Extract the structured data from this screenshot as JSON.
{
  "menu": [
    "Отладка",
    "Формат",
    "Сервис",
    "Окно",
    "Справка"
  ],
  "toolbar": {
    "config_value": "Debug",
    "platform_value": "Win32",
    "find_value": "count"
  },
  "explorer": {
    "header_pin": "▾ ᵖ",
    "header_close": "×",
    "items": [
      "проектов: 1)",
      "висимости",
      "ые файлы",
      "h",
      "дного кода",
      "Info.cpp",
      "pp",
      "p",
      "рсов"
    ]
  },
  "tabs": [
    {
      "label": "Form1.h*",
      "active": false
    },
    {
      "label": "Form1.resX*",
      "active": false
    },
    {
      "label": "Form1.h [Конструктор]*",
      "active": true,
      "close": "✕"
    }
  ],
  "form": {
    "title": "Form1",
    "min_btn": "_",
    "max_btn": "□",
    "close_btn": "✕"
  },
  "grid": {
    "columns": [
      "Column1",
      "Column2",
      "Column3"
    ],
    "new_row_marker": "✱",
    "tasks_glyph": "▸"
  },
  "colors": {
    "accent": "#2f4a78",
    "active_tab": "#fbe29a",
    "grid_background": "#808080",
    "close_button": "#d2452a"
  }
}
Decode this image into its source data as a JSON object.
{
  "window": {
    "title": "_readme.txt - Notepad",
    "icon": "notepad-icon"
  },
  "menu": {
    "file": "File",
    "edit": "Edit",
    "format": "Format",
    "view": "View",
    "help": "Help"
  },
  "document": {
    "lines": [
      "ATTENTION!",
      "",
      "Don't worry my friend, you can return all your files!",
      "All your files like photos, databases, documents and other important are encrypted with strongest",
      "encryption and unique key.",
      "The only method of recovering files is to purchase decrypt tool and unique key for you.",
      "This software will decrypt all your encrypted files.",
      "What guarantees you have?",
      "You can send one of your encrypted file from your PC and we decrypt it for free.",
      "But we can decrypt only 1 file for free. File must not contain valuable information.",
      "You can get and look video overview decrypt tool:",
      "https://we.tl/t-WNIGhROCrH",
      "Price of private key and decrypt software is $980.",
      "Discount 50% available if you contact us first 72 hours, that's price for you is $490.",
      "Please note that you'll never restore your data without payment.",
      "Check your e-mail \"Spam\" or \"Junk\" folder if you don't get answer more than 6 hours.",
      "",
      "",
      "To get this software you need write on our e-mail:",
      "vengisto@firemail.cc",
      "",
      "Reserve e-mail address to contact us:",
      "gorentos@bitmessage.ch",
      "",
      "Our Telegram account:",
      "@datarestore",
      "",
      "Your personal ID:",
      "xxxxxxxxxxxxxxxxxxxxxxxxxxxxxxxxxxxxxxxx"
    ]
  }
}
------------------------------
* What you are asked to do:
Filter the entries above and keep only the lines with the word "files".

* Answer space:
      "Don't worry my friend, you can return all your files!",
      "All your files like photos, databases, documents and other important are encrypted with strongest",
      "The only method of recovering files is to purchase decrypt tool and unique key for you.",
      "This software will decrypt all your encrypted files.",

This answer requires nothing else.